Seven days already? Six to go… Only one more night at the surf place, then off to the unknown. Current plan is to travel to Hualien on the East Coast via rail. Consistently described as “beautiful” and “must-see.” In Taipei, the bird fair organizers made sure all the delegates were fed, sheltered and kept busy; in Nan Kan, I’ve been in the care of Sammy and Shao Ling. This last chapter of the trip will challenge my ability to travel solo in a foreign land.

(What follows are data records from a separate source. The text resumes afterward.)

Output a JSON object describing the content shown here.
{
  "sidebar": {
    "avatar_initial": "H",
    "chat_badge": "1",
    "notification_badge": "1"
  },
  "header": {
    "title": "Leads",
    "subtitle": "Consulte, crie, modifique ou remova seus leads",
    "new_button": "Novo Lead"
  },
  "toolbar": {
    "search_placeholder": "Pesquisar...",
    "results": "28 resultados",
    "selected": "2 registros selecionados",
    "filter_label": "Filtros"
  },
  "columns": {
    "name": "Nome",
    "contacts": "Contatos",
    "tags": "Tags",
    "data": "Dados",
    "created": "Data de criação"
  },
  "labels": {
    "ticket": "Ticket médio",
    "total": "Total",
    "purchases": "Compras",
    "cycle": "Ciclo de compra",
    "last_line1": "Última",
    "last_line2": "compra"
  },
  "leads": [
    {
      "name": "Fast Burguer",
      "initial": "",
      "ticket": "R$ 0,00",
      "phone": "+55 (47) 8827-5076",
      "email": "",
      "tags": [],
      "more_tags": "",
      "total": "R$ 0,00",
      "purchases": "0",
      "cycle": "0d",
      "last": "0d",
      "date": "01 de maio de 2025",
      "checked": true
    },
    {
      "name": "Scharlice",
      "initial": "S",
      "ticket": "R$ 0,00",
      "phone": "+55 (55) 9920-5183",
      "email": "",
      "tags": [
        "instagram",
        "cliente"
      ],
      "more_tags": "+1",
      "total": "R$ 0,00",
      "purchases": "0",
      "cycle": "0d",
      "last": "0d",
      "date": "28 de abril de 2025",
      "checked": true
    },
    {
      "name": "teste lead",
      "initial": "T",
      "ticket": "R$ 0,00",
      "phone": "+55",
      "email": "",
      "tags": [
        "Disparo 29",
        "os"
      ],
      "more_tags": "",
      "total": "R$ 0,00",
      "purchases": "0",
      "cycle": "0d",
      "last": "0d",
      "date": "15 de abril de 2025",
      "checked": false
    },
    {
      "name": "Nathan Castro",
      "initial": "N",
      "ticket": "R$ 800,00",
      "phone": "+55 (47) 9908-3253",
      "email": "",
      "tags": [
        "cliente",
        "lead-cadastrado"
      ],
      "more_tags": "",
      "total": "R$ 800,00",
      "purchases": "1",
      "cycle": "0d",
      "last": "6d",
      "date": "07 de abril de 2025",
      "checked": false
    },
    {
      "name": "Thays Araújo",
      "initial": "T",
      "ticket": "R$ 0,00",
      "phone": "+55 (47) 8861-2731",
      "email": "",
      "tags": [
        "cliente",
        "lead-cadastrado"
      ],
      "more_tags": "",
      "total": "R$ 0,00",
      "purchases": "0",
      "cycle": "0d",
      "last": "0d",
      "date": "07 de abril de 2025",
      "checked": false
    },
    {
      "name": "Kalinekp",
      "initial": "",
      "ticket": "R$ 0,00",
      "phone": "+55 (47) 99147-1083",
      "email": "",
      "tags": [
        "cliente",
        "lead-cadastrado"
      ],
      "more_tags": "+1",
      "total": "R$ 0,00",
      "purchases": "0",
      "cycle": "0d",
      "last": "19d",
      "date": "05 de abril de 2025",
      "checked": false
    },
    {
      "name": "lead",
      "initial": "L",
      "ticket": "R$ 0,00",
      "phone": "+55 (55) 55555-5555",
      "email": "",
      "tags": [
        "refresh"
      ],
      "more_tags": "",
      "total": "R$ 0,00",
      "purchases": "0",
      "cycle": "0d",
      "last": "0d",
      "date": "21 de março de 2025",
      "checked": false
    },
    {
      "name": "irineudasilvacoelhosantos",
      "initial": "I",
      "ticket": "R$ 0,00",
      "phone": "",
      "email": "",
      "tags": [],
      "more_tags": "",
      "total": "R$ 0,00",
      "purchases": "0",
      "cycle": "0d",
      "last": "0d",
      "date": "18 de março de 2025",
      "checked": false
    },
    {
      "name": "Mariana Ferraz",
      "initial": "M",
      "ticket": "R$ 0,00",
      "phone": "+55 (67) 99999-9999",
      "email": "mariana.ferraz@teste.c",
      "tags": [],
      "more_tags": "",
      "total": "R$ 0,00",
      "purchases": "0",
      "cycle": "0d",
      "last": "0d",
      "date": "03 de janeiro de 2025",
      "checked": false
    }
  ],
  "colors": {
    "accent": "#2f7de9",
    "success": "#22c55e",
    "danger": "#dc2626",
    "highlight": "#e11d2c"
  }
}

But let’s not jump ahead! After all, I have another night and two days left here! And, oh, how heavenly is it? Well, today started with Sammy delivering me coffee while I kicked back in bed chatting online. How spoiled is that? Followed by a two-hour surf session, back at Jialeshui. I surfed the lefts today, off a sweet little cobblestone point break. Wave size ranged from shoulder-high to head-high, wind varied from barely there to crazy gusting, whipping around from onshore to offshore to sideshore — that factor remains a challenge, especially with this epoxy board I’m riding.
Yesterday I surfed competently, which is all I ever ask for. Today I blew a couple takeoffs and had to redeem myself. More crowded today. Funny how hardly anyone in the line-up says hello. Out of over a dozen people, only two girls and one guy acknowledged me in any way. I didn’t mind, exactly, but considering how ready I was to be friendly, I couldn’t help but be a little let down. When I trudged back up to the van, fans suddenly overwhelmed me in the form of a four-person mainland China tourist cluster. Not only were they excited to talk to me, but the gentleman of the group insisted on taking my picture. With my camera.
Then lunch at a buffet-style restaurant. I went for the tofu and noodles. Quite good. And cheap! Only about one dollar, U.S.-style. After lunch, we visited the Kenting Youth Center (see previous post), a thoroughly charming spot. So charming that I had another twinge of wishing someone was there to share it with me.
We returned to the shop, where I sprawled back out in bed with a book for an hour. After a while, concerned that I wasn’t maximizing my proximity to the beach, I crossed the street to the sand, where I continued to read until the sun had sunk into the clouds over the mountain range.
Sammy suggested I try a place down the street for dinner, so I changed into a cute Amy-dress, brushed my hair and set off for Bossa Nova. Claire, the owner, seated me at an outdoor table. The breeze blew cool against the lingering heat. Latin-flavored music pumped from the speaker across from me. Decor consisted of rustic tables, a thatched roof separating the back of the restaurant from the front, African-style paintings on the walls.
Claire, at her insistence, whipped me up a Western-style salad full of roasted peppers and Parmesan cheese. First time I’ve used a fork in a week. Delicious. I ordered a whiskey sour, which, like the breeze, refreshed. Main dish arrived in the form of fried tofu with Thai sauce. Spicy, chewy, fantastic. Inspired, I ordered dessert, a chocolate-caramel crunch cake. First chocolate I’ve had in a week. I almost licked the plate to get every last crumb. When I asked to pay, Claire said, “You can stay! Relax! Sit for a while.” So, I ordered another whiskey sour, kept reading my book (The Savage Detectives by Robert Bolano), scrawled some notes of my own, reveled in the inexplicable luxury of sitting in a cafe in Taiwan, reading and writing, sipping on whiskey and, after that, black tea, and wondered how I landed in such a perfect juncture of time and place.